▶ _Task requirements_: What follows are records. Restate all of them word for word.

▶ _Data for analysis_:
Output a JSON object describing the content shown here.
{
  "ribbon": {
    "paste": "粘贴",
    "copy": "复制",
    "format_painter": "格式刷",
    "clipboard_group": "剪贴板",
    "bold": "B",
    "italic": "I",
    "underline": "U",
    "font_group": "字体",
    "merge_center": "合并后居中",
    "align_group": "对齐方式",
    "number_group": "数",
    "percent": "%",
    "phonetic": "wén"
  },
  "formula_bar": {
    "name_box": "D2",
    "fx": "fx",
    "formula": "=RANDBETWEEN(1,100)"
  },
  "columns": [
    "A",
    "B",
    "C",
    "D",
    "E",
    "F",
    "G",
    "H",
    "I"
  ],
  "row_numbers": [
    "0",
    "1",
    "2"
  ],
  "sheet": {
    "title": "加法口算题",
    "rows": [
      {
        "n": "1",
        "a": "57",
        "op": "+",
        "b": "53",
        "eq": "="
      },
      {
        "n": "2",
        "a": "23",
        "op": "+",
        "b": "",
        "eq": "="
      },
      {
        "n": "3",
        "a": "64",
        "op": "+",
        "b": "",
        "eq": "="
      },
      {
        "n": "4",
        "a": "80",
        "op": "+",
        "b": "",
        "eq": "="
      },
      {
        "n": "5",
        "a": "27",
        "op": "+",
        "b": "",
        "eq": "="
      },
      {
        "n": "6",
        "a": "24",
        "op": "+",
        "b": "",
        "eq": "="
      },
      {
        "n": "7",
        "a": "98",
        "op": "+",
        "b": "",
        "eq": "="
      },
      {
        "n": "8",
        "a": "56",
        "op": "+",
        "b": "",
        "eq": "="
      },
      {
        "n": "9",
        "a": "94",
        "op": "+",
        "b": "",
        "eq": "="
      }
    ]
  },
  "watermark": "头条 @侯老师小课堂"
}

▶ _Solution below_:
Output a JSON object describing the content shown here.
{
  "ribbon": {
    "paste": "粘贴",
    "copy": "复制",
    "format_painter": "格式刷",
    "clipboard_group": "剪贴板",
    "bold": "B",
    "italic": "I",
    "underline": "U",
    "font_group": "字体",
    "merge_center": "合并后居中",
    "align_group": "对齐方式",
    "number_group": "数",
    "percent": "%",
    "phonetic": "wén"
  },
  "formula_bar": {
    "name_box": "D2",
    "fx": "fx",
    "formula": "=RANDBETWEEN(1,100)"
  },
  "columns": [
    "A",
    "B",
    "C",
    "D",
    "E",
    "F",
    "G",
    "H",
    "I"
  ],
  "row_numbers": [
    "0",
    "1",
    "2"
  ],
  "sheet": {
    "title": "加法口算题",
    "rows": [
      {
        "n": "1",
        "a": "57",
        "op": "+",
        "b": "53",
        "eq": "="
      },
      {
        "n": "2",
        "a": "23",
        "op": "+",
        "b": "",
        "eq": "="
      },
      {
        "n": "3",
        "a": "64",
        "op": "+",
        "b": "",
        "eq": "="
      },
      {
        "n": "4",
        "a": "80",
        "op": "+",
        "b": "",
        "eq": "="
      },
      {
        "n": "5",
        "a": "27",
        "op": "+",
        "b": "",
        "eq": "="
      },
      {
        "n": "6",
        "a": "24",
        "op": "+",
        "b": "",
        "eq": "="
      },
      {
        "n": "7",
        "a": "98",
        "op": "+",
        "b": "",
        "eq": "="
      },
      {
        "n": "8",
        "a": "56",
        "op": "+",
        "b": "",
        "eq": "="
      },
      {
        "n": "9",
        "a": "94",
        "op": "+",
        "b": "",
        "eq": "="
      }
    ]
  },
  "watermark": "头条 @侯老师小课堂"
}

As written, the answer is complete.